Who Is Obasi Shaw? The Harvard Who Made A Rap Album
The album, titled Liminal Minds, was written over the course of a year and focuses on racial issues that black Americans face.
On the 10-song album, Shaw raps about everything from the use of the N-word to police brutality. His storytelling method follows the style of the Canterbury Tales (AKA, an English major's bible) by Geoffrey Chaucer.
The album blew up after Harvard posted about it on the university's official Instagram page. At the time of publication, Liminal Minds has at least 250,000 plays.
Shaw Says The Praise He's Received Was Unexpected
He tells Elite Daily,
It's been disorienting because I just submitted it as my thesis. I just didn't expect anything to come of it. I had been sharing it with friends. No more than 100 people had heard it.
Prior to the Harvard Instagram boost, he had performed songs from Liminal Minds at the university's senior talent show and a few open mics.
Shaw Received An A On His Thesis
But he's also getting decent grades from the public.
One listener even asked to buy his album...which is free.
A Rep From Janelle Monáe's Wondaland Records Label Has Also Reached Out To The Georgia Native
If You'd Like To Rap Along, His Lyrics Are On Rap Genius.
The Success Of His First Album Has Shaw Thinking About A Career In Music
I've always been planning to continue to write and do more projects, but it's always been a hobby.
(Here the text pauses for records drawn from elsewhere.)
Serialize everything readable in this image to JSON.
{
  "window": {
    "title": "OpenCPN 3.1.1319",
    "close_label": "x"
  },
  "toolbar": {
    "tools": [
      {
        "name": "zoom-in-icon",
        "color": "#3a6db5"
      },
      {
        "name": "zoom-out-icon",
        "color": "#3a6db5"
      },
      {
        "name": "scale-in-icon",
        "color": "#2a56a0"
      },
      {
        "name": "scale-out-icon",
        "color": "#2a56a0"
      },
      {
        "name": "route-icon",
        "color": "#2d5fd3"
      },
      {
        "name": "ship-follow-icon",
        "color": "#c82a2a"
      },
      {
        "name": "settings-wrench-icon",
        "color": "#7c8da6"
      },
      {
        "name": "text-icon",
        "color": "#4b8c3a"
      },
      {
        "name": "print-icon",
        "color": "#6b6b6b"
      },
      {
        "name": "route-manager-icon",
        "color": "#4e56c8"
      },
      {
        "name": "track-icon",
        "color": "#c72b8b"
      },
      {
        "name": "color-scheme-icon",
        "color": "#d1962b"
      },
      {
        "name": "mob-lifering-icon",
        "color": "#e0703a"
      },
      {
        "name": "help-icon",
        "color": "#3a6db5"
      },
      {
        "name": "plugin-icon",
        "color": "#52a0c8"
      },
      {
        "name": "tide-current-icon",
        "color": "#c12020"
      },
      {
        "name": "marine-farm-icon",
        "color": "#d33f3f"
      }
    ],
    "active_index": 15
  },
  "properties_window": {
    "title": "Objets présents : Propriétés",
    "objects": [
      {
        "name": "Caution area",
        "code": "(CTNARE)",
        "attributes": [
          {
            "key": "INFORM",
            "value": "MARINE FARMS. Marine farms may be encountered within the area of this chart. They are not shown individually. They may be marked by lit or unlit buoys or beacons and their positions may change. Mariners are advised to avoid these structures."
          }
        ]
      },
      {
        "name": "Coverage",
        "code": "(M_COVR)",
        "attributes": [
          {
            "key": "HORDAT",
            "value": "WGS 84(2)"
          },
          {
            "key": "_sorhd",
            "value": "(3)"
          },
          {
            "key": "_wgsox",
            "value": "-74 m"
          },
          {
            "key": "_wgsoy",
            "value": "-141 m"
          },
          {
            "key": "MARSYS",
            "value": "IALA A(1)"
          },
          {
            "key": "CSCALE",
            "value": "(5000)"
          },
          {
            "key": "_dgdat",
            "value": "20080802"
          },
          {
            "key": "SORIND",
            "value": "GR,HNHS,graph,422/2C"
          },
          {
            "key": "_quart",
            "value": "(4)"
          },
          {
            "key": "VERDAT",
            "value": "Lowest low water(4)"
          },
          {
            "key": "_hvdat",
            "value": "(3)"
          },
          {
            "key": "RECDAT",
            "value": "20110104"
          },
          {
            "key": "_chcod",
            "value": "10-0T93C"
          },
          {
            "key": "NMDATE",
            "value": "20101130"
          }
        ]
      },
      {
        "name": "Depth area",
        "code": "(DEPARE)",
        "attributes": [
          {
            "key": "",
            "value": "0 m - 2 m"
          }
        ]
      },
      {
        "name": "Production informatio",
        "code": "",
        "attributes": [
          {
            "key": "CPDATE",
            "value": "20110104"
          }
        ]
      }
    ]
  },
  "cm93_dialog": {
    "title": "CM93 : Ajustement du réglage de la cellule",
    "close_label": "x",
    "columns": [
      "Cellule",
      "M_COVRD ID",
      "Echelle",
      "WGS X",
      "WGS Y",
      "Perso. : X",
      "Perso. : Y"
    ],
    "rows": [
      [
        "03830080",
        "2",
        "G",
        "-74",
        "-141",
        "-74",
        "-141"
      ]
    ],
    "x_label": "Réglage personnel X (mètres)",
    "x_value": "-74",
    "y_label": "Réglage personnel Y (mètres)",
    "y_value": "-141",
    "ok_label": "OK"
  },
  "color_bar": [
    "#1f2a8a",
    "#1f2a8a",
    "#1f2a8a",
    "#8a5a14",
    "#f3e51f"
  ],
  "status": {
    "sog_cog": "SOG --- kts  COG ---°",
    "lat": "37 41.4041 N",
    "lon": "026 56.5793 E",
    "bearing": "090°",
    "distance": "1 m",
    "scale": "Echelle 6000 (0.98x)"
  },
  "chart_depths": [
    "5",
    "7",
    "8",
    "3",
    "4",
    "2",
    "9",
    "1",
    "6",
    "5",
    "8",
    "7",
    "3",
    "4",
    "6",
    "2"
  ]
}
I never knew that anybody would listen to anything I ever put out. Now knowing that there's lots of people listening and lots of people liking it, it does change things.
Now, Days Before Graduation, He Has A New Goal:
Shaw is an unsigned artist, much like his favorite hip-hop musician, Chance The Rapper. He hopes to chat with Chance The Rapper when he visits the Harvard Athletic Complex for the Boston Calling Music Festival on Friday.
A couple of people have reached out to me and I don't now if I want to sign. [Chance] is my favorite rapper and I really appreciate how he does music. He releases it for free and is just changing the game in a lot of ways. I want to hear his perspective on what he thinks is the best way to move forward.
On another note, even if he doesn't score one-on-one time with his favorite rapper, this entire moment deserves all of the kudos.
Hip-hop -- a genre critics thought would die in its infant stages -- that was created by African-Americans as a means of coping with their daily lives, has just made a ground-breaking splash at Harvard University.
Now that's how you graduate from college with a bang.
Chance, call this young man!